→ **Problem to work on**:
Among the lines below, count those containing the word "Bend". Give the number only.

[Dataset rows for apps and sites]
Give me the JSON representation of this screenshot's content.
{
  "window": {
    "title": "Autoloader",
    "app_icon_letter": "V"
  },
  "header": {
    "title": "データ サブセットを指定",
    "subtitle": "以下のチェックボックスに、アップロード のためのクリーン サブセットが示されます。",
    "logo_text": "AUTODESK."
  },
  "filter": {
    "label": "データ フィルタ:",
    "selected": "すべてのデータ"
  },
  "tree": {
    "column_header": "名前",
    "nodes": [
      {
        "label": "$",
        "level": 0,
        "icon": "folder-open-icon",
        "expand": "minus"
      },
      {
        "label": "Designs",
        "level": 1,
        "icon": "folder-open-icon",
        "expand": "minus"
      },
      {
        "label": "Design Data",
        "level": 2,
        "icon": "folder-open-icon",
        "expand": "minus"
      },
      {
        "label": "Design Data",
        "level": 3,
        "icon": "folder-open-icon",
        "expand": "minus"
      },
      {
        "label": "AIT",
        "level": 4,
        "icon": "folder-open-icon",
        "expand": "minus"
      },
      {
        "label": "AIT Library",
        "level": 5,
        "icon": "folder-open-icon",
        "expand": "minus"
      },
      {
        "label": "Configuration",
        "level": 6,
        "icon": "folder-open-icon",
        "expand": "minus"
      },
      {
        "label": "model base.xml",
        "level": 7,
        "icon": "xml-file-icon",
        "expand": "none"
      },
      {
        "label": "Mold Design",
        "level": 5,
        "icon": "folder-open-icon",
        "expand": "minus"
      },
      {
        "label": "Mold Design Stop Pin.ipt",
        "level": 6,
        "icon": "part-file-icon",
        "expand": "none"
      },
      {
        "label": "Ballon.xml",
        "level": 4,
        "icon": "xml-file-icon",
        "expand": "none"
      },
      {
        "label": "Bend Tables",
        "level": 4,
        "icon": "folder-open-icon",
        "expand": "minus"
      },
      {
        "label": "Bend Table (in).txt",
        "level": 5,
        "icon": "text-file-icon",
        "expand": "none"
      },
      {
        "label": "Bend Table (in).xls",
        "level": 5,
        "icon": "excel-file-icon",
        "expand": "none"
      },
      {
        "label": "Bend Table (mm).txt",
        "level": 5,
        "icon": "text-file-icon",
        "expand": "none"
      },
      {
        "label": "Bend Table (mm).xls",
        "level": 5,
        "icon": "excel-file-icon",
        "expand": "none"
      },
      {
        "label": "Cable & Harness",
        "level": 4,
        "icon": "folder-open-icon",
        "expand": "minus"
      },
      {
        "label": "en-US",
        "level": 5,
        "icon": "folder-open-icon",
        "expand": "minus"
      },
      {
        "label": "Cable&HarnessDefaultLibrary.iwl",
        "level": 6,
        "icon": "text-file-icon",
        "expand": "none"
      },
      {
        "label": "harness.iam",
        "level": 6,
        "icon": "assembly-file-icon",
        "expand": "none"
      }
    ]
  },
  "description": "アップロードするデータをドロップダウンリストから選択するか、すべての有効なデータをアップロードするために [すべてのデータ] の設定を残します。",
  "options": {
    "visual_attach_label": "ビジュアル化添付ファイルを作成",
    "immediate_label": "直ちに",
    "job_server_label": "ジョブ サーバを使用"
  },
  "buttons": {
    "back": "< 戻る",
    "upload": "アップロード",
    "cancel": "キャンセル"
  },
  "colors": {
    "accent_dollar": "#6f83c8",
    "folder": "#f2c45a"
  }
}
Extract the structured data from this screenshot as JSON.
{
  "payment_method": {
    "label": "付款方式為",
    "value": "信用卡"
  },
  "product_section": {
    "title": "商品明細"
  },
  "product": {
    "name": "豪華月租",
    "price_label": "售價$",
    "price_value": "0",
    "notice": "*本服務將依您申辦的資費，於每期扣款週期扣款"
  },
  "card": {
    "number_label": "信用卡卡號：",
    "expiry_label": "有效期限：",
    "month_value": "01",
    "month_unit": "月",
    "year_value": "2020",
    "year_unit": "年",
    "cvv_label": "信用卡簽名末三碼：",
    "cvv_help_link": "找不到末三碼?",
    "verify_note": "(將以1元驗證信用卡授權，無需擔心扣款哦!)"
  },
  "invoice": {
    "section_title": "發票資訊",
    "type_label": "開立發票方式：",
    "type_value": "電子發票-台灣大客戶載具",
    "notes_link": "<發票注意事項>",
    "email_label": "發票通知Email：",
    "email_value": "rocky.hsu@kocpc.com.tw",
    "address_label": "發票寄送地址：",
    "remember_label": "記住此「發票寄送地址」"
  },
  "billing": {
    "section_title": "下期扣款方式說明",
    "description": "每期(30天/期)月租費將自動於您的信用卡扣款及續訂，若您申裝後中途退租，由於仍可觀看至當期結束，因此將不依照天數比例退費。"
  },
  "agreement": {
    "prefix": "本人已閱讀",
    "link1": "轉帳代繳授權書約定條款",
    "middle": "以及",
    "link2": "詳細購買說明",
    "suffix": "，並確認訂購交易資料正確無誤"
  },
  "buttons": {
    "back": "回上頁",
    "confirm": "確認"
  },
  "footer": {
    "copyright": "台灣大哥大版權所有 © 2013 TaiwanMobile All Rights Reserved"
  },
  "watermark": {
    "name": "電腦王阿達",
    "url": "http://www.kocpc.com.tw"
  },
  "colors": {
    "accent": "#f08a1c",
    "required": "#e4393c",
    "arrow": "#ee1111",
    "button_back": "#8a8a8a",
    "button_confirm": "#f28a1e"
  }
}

→ **Output of the task**:
5